-- Data provided follows --

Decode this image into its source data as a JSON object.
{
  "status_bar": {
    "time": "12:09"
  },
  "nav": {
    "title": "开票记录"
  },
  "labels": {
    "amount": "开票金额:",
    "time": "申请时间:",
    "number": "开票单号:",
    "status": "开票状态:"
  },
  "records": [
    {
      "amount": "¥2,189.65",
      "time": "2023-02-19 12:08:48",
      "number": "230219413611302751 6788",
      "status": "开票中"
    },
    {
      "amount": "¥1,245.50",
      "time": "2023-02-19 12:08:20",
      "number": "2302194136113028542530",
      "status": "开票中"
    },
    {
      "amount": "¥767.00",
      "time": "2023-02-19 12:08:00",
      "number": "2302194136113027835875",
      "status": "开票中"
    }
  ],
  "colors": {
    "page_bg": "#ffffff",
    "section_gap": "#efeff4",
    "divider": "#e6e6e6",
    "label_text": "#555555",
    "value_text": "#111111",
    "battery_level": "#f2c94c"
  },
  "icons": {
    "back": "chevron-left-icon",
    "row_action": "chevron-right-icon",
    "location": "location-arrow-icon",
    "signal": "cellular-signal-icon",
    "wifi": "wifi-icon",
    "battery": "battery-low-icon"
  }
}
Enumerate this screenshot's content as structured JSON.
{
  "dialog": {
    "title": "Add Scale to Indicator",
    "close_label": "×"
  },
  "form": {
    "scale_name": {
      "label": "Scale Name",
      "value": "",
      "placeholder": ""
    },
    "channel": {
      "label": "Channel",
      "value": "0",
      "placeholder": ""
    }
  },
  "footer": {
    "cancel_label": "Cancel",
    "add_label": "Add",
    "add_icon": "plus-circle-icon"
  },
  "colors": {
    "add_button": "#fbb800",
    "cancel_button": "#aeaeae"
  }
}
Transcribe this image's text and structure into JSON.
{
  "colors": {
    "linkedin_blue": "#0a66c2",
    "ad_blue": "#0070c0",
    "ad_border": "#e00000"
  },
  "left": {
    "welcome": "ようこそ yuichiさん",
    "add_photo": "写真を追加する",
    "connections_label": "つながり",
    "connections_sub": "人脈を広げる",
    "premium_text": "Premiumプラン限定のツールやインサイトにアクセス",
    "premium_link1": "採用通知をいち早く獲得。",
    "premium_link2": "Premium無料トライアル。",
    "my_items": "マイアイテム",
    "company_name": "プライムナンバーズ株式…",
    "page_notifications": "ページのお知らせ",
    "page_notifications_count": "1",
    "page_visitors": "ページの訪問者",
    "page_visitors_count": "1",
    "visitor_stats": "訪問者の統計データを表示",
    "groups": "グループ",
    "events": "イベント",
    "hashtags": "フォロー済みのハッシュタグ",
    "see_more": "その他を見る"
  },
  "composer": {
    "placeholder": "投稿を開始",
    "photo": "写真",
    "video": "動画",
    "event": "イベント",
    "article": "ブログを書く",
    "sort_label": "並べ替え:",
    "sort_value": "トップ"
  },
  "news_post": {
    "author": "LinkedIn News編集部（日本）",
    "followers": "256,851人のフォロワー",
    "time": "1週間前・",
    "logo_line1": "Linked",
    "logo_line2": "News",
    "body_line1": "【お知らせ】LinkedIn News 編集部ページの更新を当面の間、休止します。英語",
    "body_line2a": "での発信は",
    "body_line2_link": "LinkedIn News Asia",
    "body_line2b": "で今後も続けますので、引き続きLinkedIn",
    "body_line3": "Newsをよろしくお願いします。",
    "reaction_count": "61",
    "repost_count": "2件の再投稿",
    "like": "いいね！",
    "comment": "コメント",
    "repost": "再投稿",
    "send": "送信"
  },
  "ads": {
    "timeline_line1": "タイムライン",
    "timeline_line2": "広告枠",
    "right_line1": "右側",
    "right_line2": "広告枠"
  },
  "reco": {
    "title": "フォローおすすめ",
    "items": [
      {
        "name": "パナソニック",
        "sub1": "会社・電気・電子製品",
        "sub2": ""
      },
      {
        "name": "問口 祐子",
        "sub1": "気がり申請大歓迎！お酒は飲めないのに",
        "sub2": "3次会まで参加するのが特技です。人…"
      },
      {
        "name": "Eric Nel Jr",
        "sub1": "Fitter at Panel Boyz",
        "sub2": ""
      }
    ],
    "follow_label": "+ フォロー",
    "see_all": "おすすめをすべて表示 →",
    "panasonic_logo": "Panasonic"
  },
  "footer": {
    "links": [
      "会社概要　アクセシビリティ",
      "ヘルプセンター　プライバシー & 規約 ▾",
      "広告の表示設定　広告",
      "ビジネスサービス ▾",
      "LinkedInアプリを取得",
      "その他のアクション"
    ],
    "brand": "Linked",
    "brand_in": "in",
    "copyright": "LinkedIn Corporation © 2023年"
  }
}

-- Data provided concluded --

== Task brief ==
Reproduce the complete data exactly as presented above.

== Task response ==
Decode this image into its source data as a JSON object.
{
  "status_bar": {
    "time": "12:09"
  },
  "nav": {
    "title": "开票记录"
  },
  "labels": {
    "amount": "开票金额:",
    "time": "申请时间:",
    "number": "开票单号:",
    "status": "开票状态:"
  },
  "records": [
    {
      "amount": "¥2,189.65",
      "time": "2023-02-19 12:08:48",
      "number": "230219413611302751 6788",
      "status": "开票中"
    },
    {
      "amount": "¥1,245.50",
      "time": "2023-02-19 12:08:20",
      "number": "2302194136113028542530",
      "status": "开票中"
    },
    {
      "amount": "¥767.00",
      "time": "2023-02-19 12:08:00",
      "number": "2302194136113027835875",
      "status": "开票中"
    }
  ],
  "colors": {
    "page_bg": "#ffffff",
    "section_gap": "#efeff4",
    "divider": "#e6e6e6",
    "label_text": "#555555",
    "value_text": "#111111",
    "battery_level": "#f2c94c"
  },
  "icons": {
    "back": "chevron-left-icon",
    "row_action": "chevron-right-icon",
    "location": "location-arrow-icon",
    "signal": "cellular-signal-icon",
    "wifi": "wifi-icon",
    "battery": "battery-low-icon"
  }
}
Enumerate this screenshot's content as structured JSON.
{
  "dialog": {
    "title": "Add Scale to Indicator",
    "close_label": "×"
  },
  "form": {
    "scale_name": {
      "label": "Scale Name",
      "value": "",
      "placeholder": ""
    },
    "channel": {
      "label": "Channel",
      "value": "0",
      "placeholder": ""
    }
  },
  "footer": {
    "cancel_label": "Cancel",
    "add_label": "Add",
    "add_icon": "plus-circle-icon"
  },
  "colors": {
    "add_button": "#fbb800",
    "cancel_button": "#aeaeae"
  }
}
Transcribe this image's text and structure into JSON.
{
  "colors": {
    "linkedin_blue": "#0a66c2",
    "ad_blue": "#0070c0",
    "ad_border": "#e00000"
  },
  "left": {
    "welcome": "ようこそ yuichiさん",
    "add_photo": "写真を追加する",
    "connections_label": "つながり",
    "connections_sub": "人脈を広げる",
    "premium_text": "Premiumプラン限定のツールやインサイトにアクセス",
    "premium_link1": "採用通知をいち早く獲得。",
    "premium_link2": "Premium無料トライアル。",
    "my_items": "マイアイテム",
    "company_name": "プライムナンバーズ株式…",
    "page_notifications": "ページのお知らせ",
    "page_notifications_count": "1",
    "page_visitors": "ページの訪問者",
    "page_visitors_count": "1",
    "visitor_stats": "訪問者の統計データを表示",
    "groups": "グループ",
    "events": "イベント",
    "hashtags": "フォロー済みのハッシュタグ",
    "see_more": "その他を見る"
  },
  "composer": {
    "placeholder": "投稿を開始",
    "photo": "写真",
    "video": "動画",
    "event": "イベント",
    "article": "ブログを書く",
    "sort_label": "並べ替え:",
    "sort_value": "トップ"
  },
  "news_post": {
    "author": "LinkedIn News編集部（日本）",
    "followers": "256,851人のフォロワー",
    "time": "1週間前・",
    "logo_line1": "Linked",
    "logo_line2": "News",
    "body_line1": "【お知らせ】LinkedIn News 編集部ページの更新を当面の間、休止します。英語",
    "body_line2a": "での発信は",
    "body_line2_link": "LinkedIn News Asia",
    "body_line2b": "で今後も続けますので、引き続きLinkedIn",
    "body_line3": "Newsをよろしくお願いします。",
    "reaction_count": "61",
    "repost_count": "2件の再投稿",
    "like": "いいね！",
    "comment": "コメント",
    "repost": "再投稿",
    "send": "送信"
  },
  "ads": {
    "timeline_line1": "タイムライン",
    "timeline_line2": "広告枠",
    "right_line1": "右側",
    "right_line2": "広告枠"
  },
  "reco": {
    "title": "フォローおすすめ",
    "items": [
      {
        "name": "パナソニック",
        "sub1": "会社・電気・電子製品",
        "sub2": ""
      },
      {
        "name": "問口 祐子",
        "sub1": "気がり申請大歓迎！お酒は飲めないのに",
        "sub2": "3次会まで参加するのが特技です。人…"
      },
      {
        "name": "Eric Nel Jr",
        "sub1": "Fitter at Panel Boyz",
        "sub2": ""
      }
    ],
    "follow_label": "+ フォロー",
    "see_all": "おすすめをすべて表示 →",
    "panasonic_logo": "Panasonic"
  },
  "footer": {
    "links": [
      "会社概要　アクセシビリティ",
      "ヘルプセンター　プライバシー & 規約 ▾",
      "広告の表示設定　広告",
      "ビジネスサービス ▾",
      "LinkedInアプリを取得",
      "その他のアクション"
    ],
    "brand": "Linked",
    "brand_in": "in",
    "copyright": "LinkedIn Corporation © 2023年"
  }
}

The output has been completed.